Like day-glow exercise pants for yoga or jerseys with famous numbers and other people’s names for playing basketball, I don’t much see the point in buying expensive clothes to do sweaty things outdoors. I’ve always bucked the established birding trend by wearing jeans and a denim shirt when I bird but as of late my outfit has had to evolve. The birders I was standing across from didn’t seem too keen on the change.
They were dressed in their early morning finest. Floppy hats with various screen panels, moisture wicking shirts in faded blues and dull greens, khaki shorts and hiking boots for the well-maintained pedestrian trail we were all using. Binoculars around their necks and eyes resting on the far-away tree line cemented their status for me: these were Birders of the Master Level. Watch out.
My denim outfit didn’t seem to bother them though. Far more concerning was the baby in the stroller.
Birding and babies don’t really go together. Birds are small, and hard to see, and even up close the differences between species can be subtle. Babies are loud, impossible to ignore (at least when its one’s own baby) and worst of all, just as fidgety as the birds. My baby was doing pretty well.
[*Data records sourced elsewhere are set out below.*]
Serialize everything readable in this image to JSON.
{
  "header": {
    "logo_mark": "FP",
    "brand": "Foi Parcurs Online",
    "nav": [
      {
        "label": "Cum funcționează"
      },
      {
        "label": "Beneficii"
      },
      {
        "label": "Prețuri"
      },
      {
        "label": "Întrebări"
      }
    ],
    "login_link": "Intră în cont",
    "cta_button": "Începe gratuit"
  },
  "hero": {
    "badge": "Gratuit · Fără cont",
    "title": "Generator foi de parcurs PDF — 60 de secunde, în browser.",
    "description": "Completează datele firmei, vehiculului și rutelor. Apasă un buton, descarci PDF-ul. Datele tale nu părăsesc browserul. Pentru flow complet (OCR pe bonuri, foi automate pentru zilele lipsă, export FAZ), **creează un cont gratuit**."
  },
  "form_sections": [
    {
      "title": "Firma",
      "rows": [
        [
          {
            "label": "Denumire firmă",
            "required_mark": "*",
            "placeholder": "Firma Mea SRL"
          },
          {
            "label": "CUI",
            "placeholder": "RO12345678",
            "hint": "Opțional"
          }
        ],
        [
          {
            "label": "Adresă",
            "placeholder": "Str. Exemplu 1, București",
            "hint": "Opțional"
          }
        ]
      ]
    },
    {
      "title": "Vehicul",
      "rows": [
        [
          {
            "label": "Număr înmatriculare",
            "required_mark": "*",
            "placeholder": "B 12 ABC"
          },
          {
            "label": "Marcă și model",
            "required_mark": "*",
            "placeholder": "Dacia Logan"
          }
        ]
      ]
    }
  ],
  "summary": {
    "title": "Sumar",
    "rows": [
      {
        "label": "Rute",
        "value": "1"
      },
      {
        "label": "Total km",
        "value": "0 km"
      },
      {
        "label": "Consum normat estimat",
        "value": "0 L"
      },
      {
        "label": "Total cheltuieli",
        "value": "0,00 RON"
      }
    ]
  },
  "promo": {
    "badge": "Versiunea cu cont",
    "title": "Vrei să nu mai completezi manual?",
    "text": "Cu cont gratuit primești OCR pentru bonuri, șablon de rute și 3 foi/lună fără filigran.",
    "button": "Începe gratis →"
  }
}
He’d woken up a bit early from his nap to find himself strolling along in a mobile bed, but he was not happy with standing still. Each time I stopped moving to glance at a furtive magnolia warbler or count a flock of cedar waxwings, squawks of a different species emanated from the nest not two feet away from me.
Really we were lucky. That morning at Mills Pond there was also a color-run, in which people wearing white clothes run around in circles while other people throw fistfuls of powder at them that change their bland apparel into something more akin to the feathered beings above them. A practice as mystical as spring migration, to be sure.
Normally such an event would scare away all but the most casual birders, but today was the perfect storm of outdoor activities. With the baby watching fast moving brightly colored people, the papa was able to watch fast moving brightly colored birds. It was a wonderful morning.
Birds are so dynamic during migration season. We saw a yellow warbler, bright as a banana with streaks like he’d been bruised, a black and white warbler which is striped like a zebra but walks up and down branches like a woodpecker, and an American redstart, a bird so beautiful it bears googling. It seems birds use this brief time of fantastic weather to migrate great distances outdoors. A fantastic spectacle to be sure. All sorts of regularly disparate individuals all in place, putting on a show. An event unlike any seen in nature, well except for the color-runners and the jersey-wearers and yoga-pants and the birders dressed like sparrows.
While we watched them I kept wondering if my little lion actually understood the birds better than we did. After all, they were all watching these strange brightly colored mammals who’d all emerged to preen in the fine weather. Who’s to say what he was thinking. I hope he appreciated the variety, I certainly did. All I know is that I’m thankful that our skies have more the pigeons, and it’s nice that there’s more than one way to watch people sweat.
Diamondcrabs and Mangoes: Interstellar Spring Book 2 comes out next week! I’ll let y’all know when it drops.
Thanks for reading!